How much energy is used when you do a Google search?
We put this to Eric Teetzel, Program Manager for RE(less than)C at Google:
RE(less than)C is an initiative that we started to advance technology and renewable energy, to make it cost competitive with fossil fuel power generation. We’ve done the calculations internally and I think anybody that’s tried to do carbon accounting understands there’s a lot of complications and nuance. The basic premise is that one Google search uses about 0.0003KWh worth of electricity. That’s ± some and that then translates, based on emissions load, into somewhere around 0.2g of CO2 per search that we answer. To actually do the things that we do all of our online services require machines. Those machines are basically all housed in facilities we call data centres. Those machines are typically servers and networking equipment. The way in which we do the energy calculation per query – we look at not just the exact machines that touched the query as it comes in our data centre but we also look at allocating networking routing costs as well as what we would call just ‘overhead.’ It takes energy to build the index to be able to effectively answer the query as they come in. We also allocate those costs across all of our search presence. That’s how we come up with the number of 0.2g per search or 0.0003kWh worth of electricity.
I can't remember the answers, but someone came up with a figure which was bandied around in the press about 6 weeks ago - and looked absurdly high. A few days later Google released its own estimate which was something like 100x less than the previous figure - and felt more realistic.

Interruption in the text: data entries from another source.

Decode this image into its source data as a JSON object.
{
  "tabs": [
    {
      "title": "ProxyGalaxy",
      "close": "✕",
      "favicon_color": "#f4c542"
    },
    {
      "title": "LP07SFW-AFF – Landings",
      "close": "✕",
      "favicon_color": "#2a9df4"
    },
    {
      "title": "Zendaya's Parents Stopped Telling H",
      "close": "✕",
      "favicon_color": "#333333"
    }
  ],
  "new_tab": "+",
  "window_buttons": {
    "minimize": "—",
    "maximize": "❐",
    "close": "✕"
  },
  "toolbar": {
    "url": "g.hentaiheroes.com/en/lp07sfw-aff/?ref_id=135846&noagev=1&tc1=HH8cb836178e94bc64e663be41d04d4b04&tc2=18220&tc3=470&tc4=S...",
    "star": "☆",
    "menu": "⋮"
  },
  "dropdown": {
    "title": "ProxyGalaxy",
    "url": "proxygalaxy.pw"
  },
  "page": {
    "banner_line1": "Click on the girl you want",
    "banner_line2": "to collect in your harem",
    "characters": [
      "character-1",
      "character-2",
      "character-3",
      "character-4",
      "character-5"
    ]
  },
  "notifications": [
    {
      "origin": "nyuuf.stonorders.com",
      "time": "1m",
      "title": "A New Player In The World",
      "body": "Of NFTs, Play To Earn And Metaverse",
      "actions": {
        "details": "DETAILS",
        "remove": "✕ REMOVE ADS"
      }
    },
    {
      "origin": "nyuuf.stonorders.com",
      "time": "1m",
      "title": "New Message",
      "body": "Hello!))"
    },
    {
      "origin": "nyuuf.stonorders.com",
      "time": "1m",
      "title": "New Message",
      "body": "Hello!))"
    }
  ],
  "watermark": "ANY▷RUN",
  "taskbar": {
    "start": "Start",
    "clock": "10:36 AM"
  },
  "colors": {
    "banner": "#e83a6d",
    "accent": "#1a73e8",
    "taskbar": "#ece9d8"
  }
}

I know this isn't a very scientific reply but I find it hard to believe that is how much power is used. I could justify having a shower every day on that basis considering how many searches I do. turnipsock, Wed, 25th Feb 2009
All these people googling to come with an answer can't have done much for the environment! Richard1964, Thu, 26th Feb 2009
To have this topic resemble anything like a balance, the Google method should be compared to the energy input needed to have knowledge shared in the pre-electronic/digital era.
I was just going to say - I wonder how much energy has gone into researching this answer...? chris, Sat, 28th Feb 2009
the number cited by BBC is 0.0003 kWh instead of 0.3 kwH per search. 0.3kwH is definitely too high. a listener, Thu, 12th Mar 2009